A 2017 document by a team from Google and Youtube, outlines a framework for emerging markets and recommends that designers add visual richness and minimise hierarchy, to remain accessible to the next billion.
“Emerging-market contexts are often vibrant, busy and densely populated. Today’s Western aesthetics, such as minimal use of color, sound and text, and stylised visual elements often fade out in these environments.”-Interactions Volume 24, Number 3 (2017), Pages 70-73
“A framework for technology design for emerging markets” by Nithya Sambasivan, Nibha Jain, Garen Checkley, Asif Baki, Taylor Herr
This could be one of the reasons Facebook Zero, the text-only mobile version of Facebook for emerging markets, struggled to gain traction with target audiences. It would be an oversimplification, however, to assume that fabulousness is limited to surface visuals. We find that delivering fabulousness requires these four attributes.
People in emerging markets live in particularly trying contexts – but they hate to be reminded of it – even going to great lengths and sometimes forgoing essential needs, to purchase mobile phones or reload their data with credit. They do this because their online worlds allow for vast possibilities, unfettered by constraints. Apps like UC Browser or TikTok translate this into the ‘live-ops’ of a bubbling feed, countless hashtags and numerous filters, tools and editing options.
2. Power and Control

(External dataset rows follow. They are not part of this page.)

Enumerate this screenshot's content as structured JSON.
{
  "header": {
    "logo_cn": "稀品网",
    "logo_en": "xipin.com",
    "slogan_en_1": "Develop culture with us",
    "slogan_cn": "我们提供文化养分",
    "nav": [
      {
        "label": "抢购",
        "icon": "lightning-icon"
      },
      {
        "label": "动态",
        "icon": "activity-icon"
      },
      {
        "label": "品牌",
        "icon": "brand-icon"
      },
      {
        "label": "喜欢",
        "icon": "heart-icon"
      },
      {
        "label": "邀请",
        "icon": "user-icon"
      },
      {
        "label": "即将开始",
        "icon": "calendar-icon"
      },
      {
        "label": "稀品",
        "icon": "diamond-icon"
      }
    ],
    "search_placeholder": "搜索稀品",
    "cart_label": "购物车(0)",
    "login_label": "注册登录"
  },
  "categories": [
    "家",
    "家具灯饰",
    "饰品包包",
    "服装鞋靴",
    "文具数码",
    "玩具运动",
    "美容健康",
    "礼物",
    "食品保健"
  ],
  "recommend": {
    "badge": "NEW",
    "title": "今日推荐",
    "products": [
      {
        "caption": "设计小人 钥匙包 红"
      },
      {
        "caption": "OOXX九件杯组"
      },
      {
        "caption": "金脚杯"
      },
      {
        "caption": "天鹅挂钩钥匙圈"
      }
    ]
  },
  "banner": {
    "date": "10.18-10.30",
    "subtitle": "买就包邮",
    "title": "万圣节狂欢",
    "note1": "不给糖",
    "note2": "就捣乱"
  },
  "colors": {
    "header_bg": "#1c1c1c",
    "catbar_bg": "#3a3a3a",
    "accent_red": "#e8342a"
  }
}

Fabulousness demands easy-to-grasp interfaces, where the user feels confident and in control.
“The reality is that first time smartphone users are introduced to the Internet through platforms like Facebook and TikTok, which rely on different patterns to those found on traditional media platforms. These new patterns such as WhatsApp/Instagram stories, might not feel intuitive at first, but have quickly become the new status quo. Designers need to adopt these patterns to create software that might not look simple at first, but is actually very intuitive for people who start their online journey through apps that come preinstalled when they purchase their first smartphone.“

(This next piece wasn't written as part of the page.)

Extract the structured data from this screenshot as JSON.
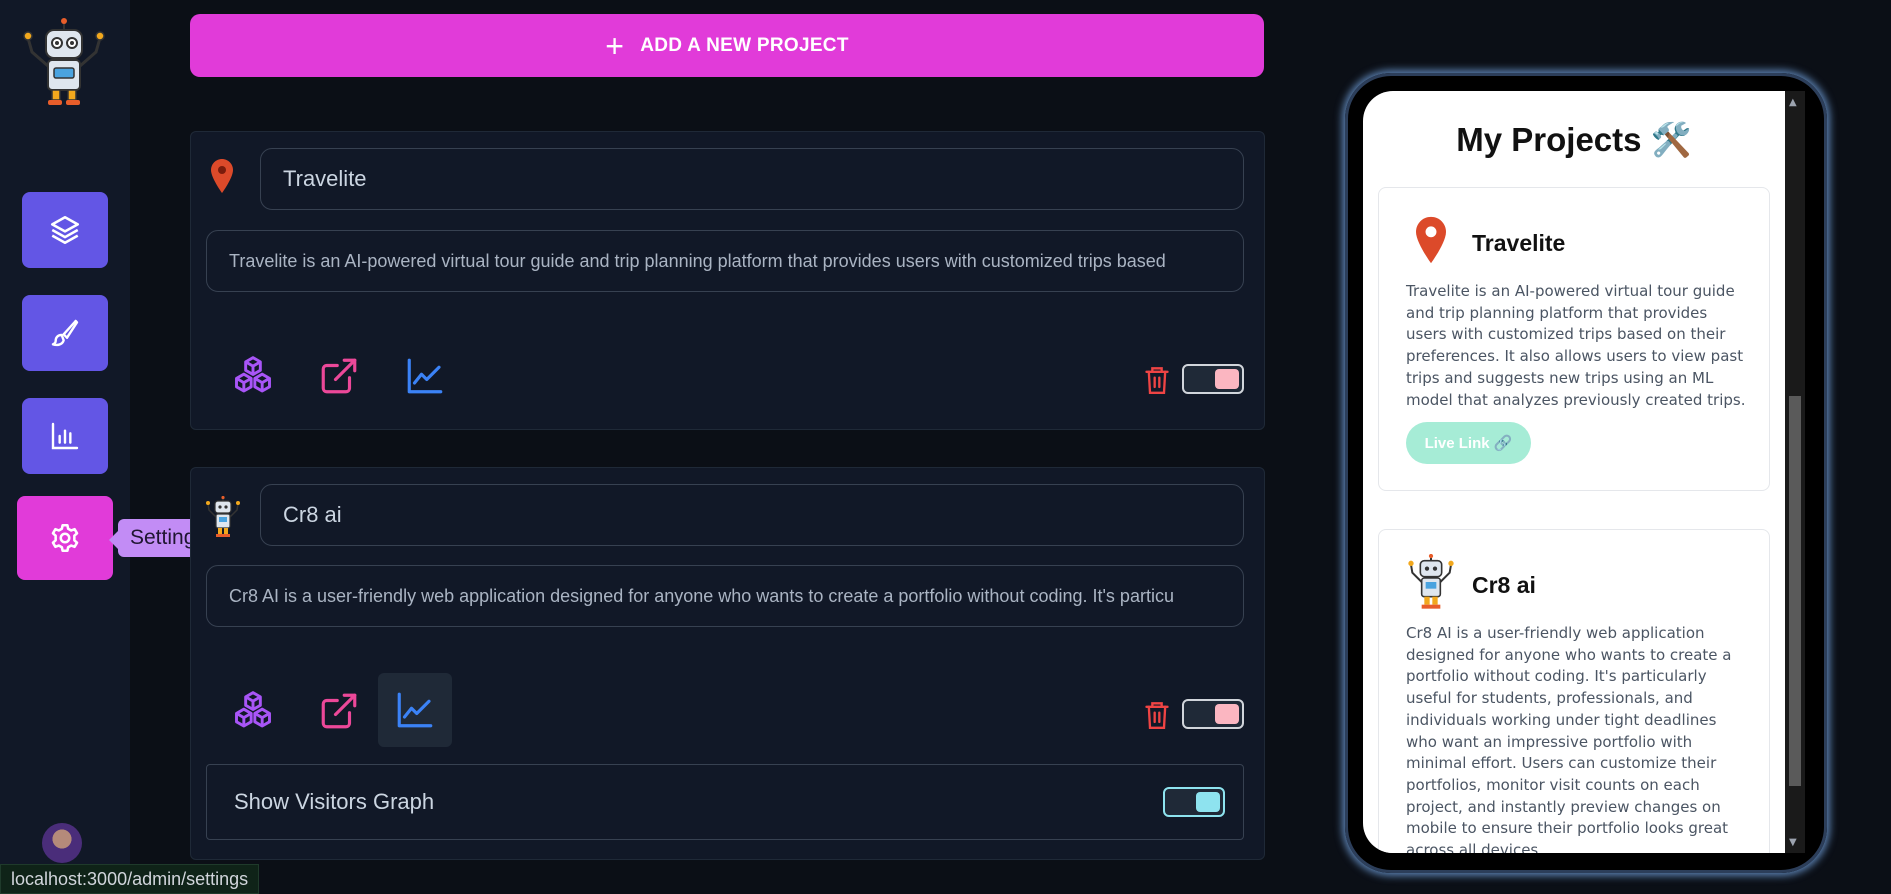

Dhruv Saxena, Co-Founder, Obvious
Saxena refers to a project he was involved in, to drive adoption of Wikipedia amongst non-English speakers. “As an experiment, we converted Wikipedia’s ‘facts’ section into rich media content using patterns that have been successful in the new user space. Suppose Amitabh Bachchan has won awards for ten of his films. Rather than listing them down, we actually created a story of Amitabh Bachchan getting those awards. The response in our qualitative studies was great. We saw a lot more engagement as compared to when it was presented in Wikipedia’s original fact-like format.”
Users expect to be hooked on a continuous stream of dopamine hits from new followers, likes and comments. What makes it more exciting is that this engagement comes from a community that is much wider and more aspirational than their real-world one. From tiaras, stars and animated flairs that reward activity on apps like Snapchat and Likee to the successful gamification on Google Pay’s Rangoli, apps have amplified gratification by adding collectibles and swag.
4. Self & Identity
The idea of ‘self-expression’ has been touted as the driver of success for mass social networking apps. More than just self-expression, we believe that fabulousness requires the ability to switch identities and create a desired persona that is typically unreachable in the real world.
While Sonia is a beautician by day, she’s a TikTok star by evening. Her fans are now growing beyond Amritsar. On Instagram, she’s more careful. “Boys can be annoying, so I created a profile with a fake name,” she says. Her Instagram account shows pictures of her first real holiday – a trip to Simla with friends.
Singing star on Tik Tok, traveller on Instagram – who knows what other identity awaits around the corner for Sonia. Regardless of what happens in her real world, one thing is certain. It won’t come in the way of her being fabulous.